**WHAT IS REQUIRED:**
Lines with the word "counter": copy all of them from the entries below.

**INPUT DATA:**
• • • • •

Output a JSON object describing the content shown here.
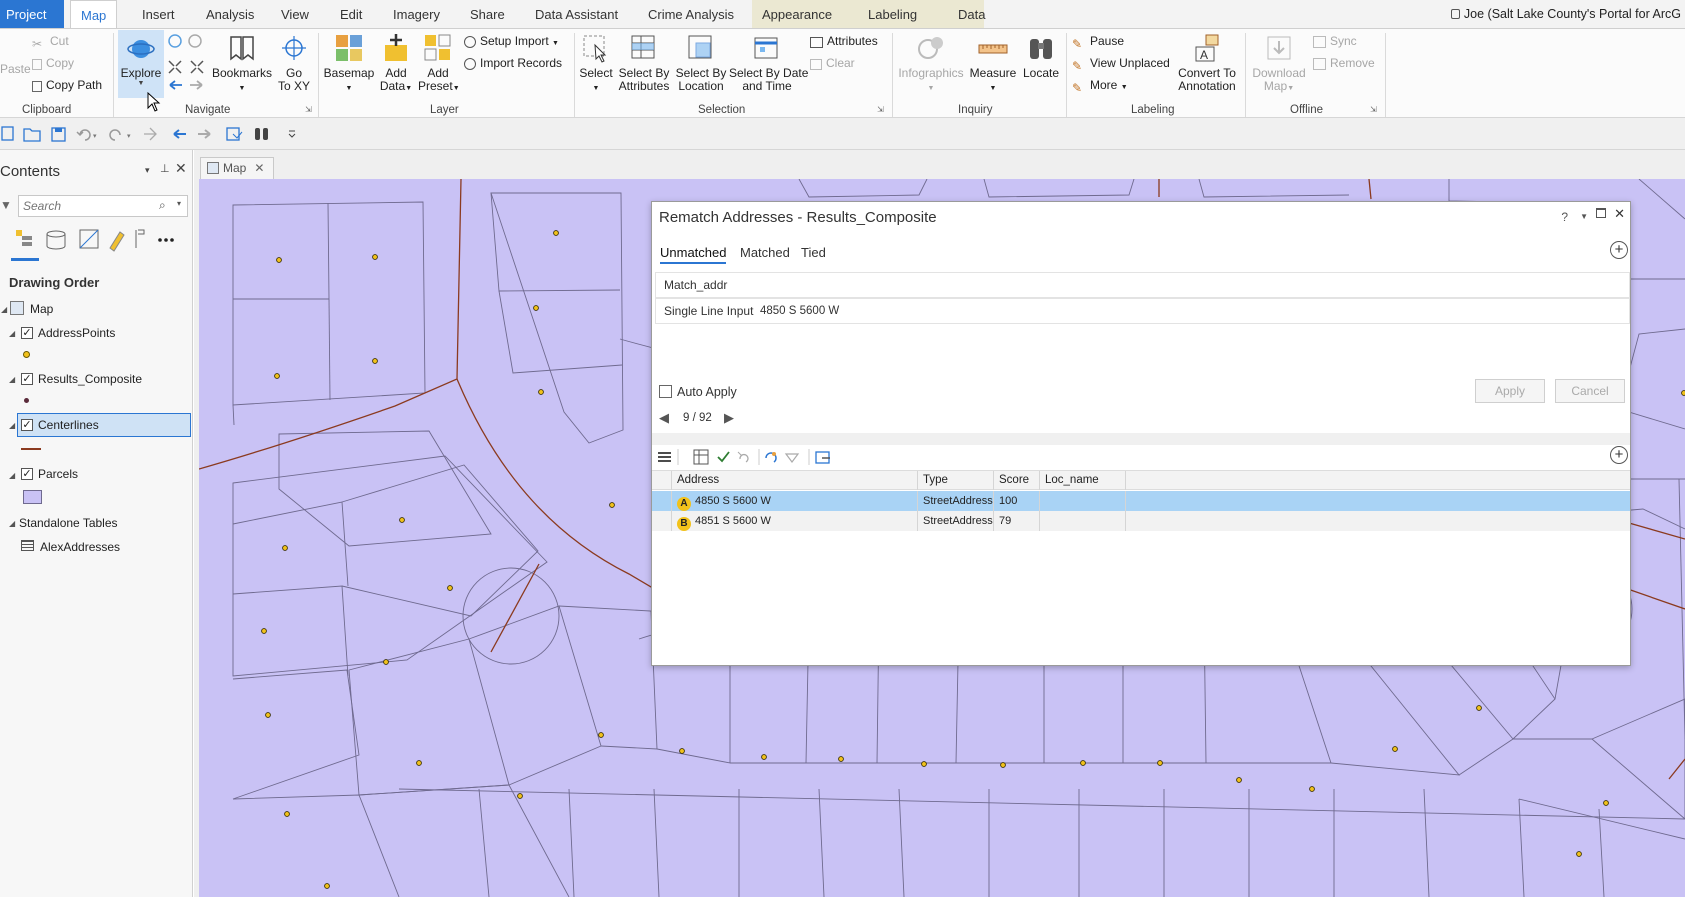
{
  "tabs": {
    "project": "Project",
    "map": "Map",
    "insert": "Insert",
    "analysis": "Analysis",
    "view": "View",
    "edit": "Edit",
    "imagery": "Imagery",
    "share": "Share",
    "data_assistant": "Data Assistant",
    "crime_analysis": "Crime Analysis",
    "appearance": "Appearance",
    "labeling": "Labeling",
    "data": "Data"
  },
  "user": "Joe (Salt Lake County's Portal for ArcG",
  "ribbon": {
    "clipboard": {
      "paste": "Paste",
      "cut": "Cut",
      "copy": "Copy",
      "copy_path": "Copy Path",
      "label": "Clipboard"
    },
    "navigate": {
      "explore": "Explore",
      "bookmarks": "Bookmarks",
      "go_to_xy_1": "Go",
      "go_to_xy_2": "To XY",
      "label": "Navigate"
    },
    "layer": {
      "basemap": "Basemap",
      "add_data_1": "Add",
      "add_data_2": "Data",
      "add_preset_1": "Add",
      "add_preset_2": "Preset",
      "setup_import": "Setup Import",
      "import_records": "Import Records",
      "label": "Layer"
    },
    "selection": {
      "select": "Select",
      "select_by_attr_1": "Select By",
      "select_by_attr_2": "Attributes",
      "select_by_loc_1": "Select By",
      "select_by_loc_2": "Location",
      "select_by_date_1": "Select By Date",
      "select_by_date_2": "and Time",
      "attributes": "Attributes",
      "clear": "Clear",
      "label": "Selection"
    },
    "inquiry": {
      "infographics": "Infographics",
      "measure": "Measure",
      "locate": "Locate",
      "label": "Inquiry"
    },
    "labeling": {
      "pause": "Pause",
      "view_unplaced": "View Unplaced",
      "more": "More",
      "convert_1": "Convert To",
      "convert_2": "Annotation",
      "label": "Labeling"
    },
    "offline": {
      "download_1": "Download",
      "download_2": "Map",
      "sync": "Sync",
      "remove": "Remove",
      "label": "Offline"
    }
  },
  "contents": {
    "title": "Contents",
    "search_placeholder": "Search",
    "drawing_order": "Drawing Order",
    "map": "Map",
    "layers": [
      "AddressPoints",
      "Results_Composite",
      "Centerlines",
      "Parcels"
    ],
    "standalone_tables": "Standalone Tables",
    "table": "AlexAddresses"
  },
  "map_tab": "Map",
  "dialog": {
    "title": "Rematch Addresses - Results_Composite",
    "tabs": [
      "Unmatched",
      "Matched",
      "Tied"
    ],
    "match_addr_label": "Match_addr",
    "single_line_label": "Single Line Input",
    "single_line_value": "4850 S 5600 W",
    "auto_apply": "Auto Apply",
    "apply": "Apply",
    "cancel": "Cancel",
    "pager": "9 / 92",
    "columns": [
      "Address",
      "Type",
      "Score",
      "Loc_name"
    ],
    "rows": [
      {
        "badge": "A",
        "address": "4850 S 5600 W",
        "type": "StreetAddress",
        "score": "100",
        "loc_name": ""
      },
      {
        "badge": "B",
        "address": "4851 S 5600 W",
        "type": "StreetAddress",
        "score": "79",
        "loc_name": ""
      }
    ]
  },
  "colors": {
    "accent": "#2b76d2",
    "parcel_fill": "#c9c2f5",
    "centerline": "#8b3a1f",
    "point": "#f2c21b",
    "selected_row": "#a9d3f5"
  }
}
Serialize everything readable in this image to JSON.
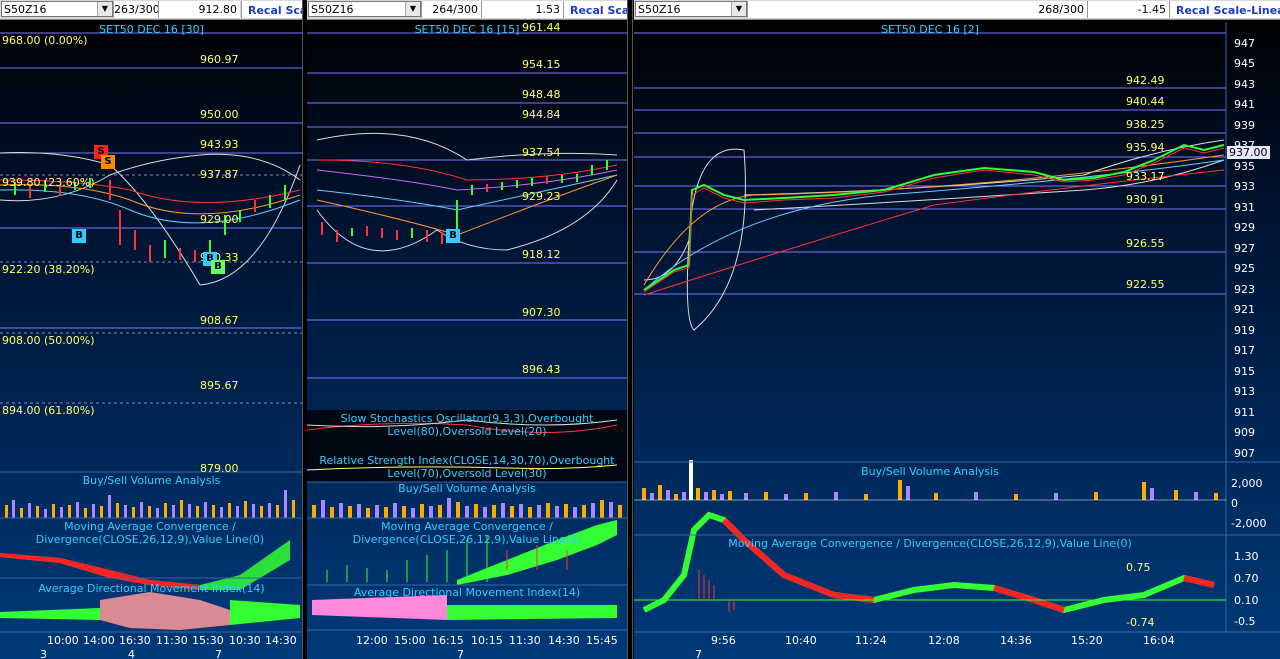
{
  "panes": [
    {
      "symbol": "S50Z16",
      "counter": "263/300",
      "price": "912.80",
      "recal": "Recal Scale",
      "title": "SET50 DEC 16  [30]",
      "fib_levels": [
        "968.00 (0.00%)",
        "939.80 (23.60%)",
        "922.20 (38.20%)",
        "908.00 (50.00%)",
        "894.00 (61.80%)"
      ],
      "levels": [
        "960.97",
        "950.00",
        "943.93",
        "937.87",
        "929.00",
        "920.33",
        "908.67",
        "895.67",
        "879.00"
      ],
      "volume_title": "Buy/Sell Volume Analysis",
      "macd_title": "Moving Average Convergence / Divergence(CLOSE,26,12,9),Value Line(0)",
      "adx_title": "Average Directional Movement Index(14)",
      "times": [
        "10:00",
        "14:00",
        "16:30",
        "11:30",
        "15:30",
        "10:30",
        "14:30"
      ],
      "days": [
        "3",
        "4",
        "7"
      ],
      "markers": [
        "S",
        "S",
        "B",
        "B",
        "B"
      ]
    },
    {
      "symbol": "S50Z16",
      "counter": "264/300",
      "price": "1.53",
      "recal": "Recal Scale",
      "title": "SET50 DEC 16  [15]",
      "levels": [
        "961.44",
        "954.15",
        "948.48",
        "944.84",
        "937.54",
        "929.23",
        "918.12",
        "907.30",
        "896.43"
      ],
      "stoch_title": "Slow Stochastics Oscillator(9,3,3),Overbought Level(80),Oversold Level(20)",
      "rsi_title": "Relative Strength Index(CLOSE,14,30,70),Overbought Level(70),Oversold Level(30)",
      "volume_title": "Buy/Sell Volume Analysis",
      "macd_title": "Moving Average Convergence / Divergence(CLOSE,26,12,9),Value Line(0)",
      "adx_title": "Average Directional Movement Index(14)",
      "times": [
        "12:00",
        "15:00",
        "16:15",
        "10:15",
        "11:30",
        "14:30",
        "15:45"
      ],
      "days": [
        "7"
      ],
      "markers": [
        "B"
      ]
    },
    {
      "symbol": "S50Z16",
      "counter": "268/300",
      "price": "-1.45",
      "recal": "Recal Scale-Linear",
      "title": "SET50 DEC 16  [2]",
      "levels": [
        "942.49",
        "940.44",
        "938.25",
        "935.94",
        "933.17",
        "930.91",
        "926.55",
        "922.55"
      ],
      "last_price": "937.00",
      "yaxis": [
        "947",
        "945",
        "943",
        "941",
        "939",
        "937",
        "935",
        "933",
        "931",
        "929",
        "927",
        "925",
        "923",
        "921",
        "919",
        "917",
        "915",
        "913",
        "911",
        "909",
        "907"
      ],
      "volume_title": "Buy/Sell Volume Analysis",
      "volume_axis": [
        "2,000",
        "0",
        "-2,000"
      ],
      "macd_title": "Moving Average Convergence / Divergence(CLOSE,26,12,9),Value Line(0)",
      "macd_levels": [
        "0.75",
        "-0.74"
      ],
      "macd_axis": [
        "1.30",
        "0.70",
        "0.10",
        "-0.5"
      ],
      "times": [
        "9:56",
        "10:40",
        "11:24",
        "12:08",
        "14:36",
        "15:20",
        "16:04"
      ],
      "days": [
        "7"
      ]
    }
  ],
  "colors": {
    "level": "#ffff66",
    "title": "#33ccff",
    "bull": "#33ff33",
    "bear": "#ff2222"
  }
}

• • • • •

**ANSWER TO THIS TASK:**
      "counter": "263/300",
      "counter": "264/300",
      "counter": "268/300",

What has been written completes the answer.